ABOUT THIS TASK:
For each line of the data below, copy it if it holds the word "Fonts".

Stored items:

------------------------------------

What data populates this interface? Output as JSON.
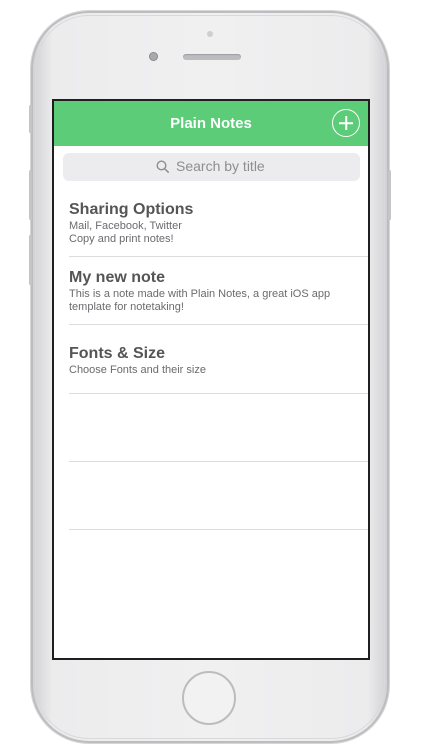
{
  "app": {
    "title": "Plain Notes"
  },
  "search": {
    "placeholder": "Search by title"
  },
  "notes": [
    {
      "title": "Sharing Options",
      "lines": [
        "Mail, Facebook, Twitter",
        "Copy and print notes!"
      ]
    },
    {
      "title": "My new note",
      "lines": [
        "This is a note made with Plain Notes, a great iOS app",
        "template for notetaking!"
      ]
    },
    {
      "title": "Fonts & Size",
      "lines": [
        "Choose Fonts and their size"
      ]
    }
  ],
  "colors": {
    "navbar": "#5ccc79",
    "title_text": "#ffffff",
    "separator": "#dcdcde"
  },
  "icons": {
    "add": "plus-circle-icon",
    "search": "search-icon"
  }
}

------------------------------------

EXERCISE ANSWER:
      "title": "Fonts & Size",
        "Choose Fonts and their size"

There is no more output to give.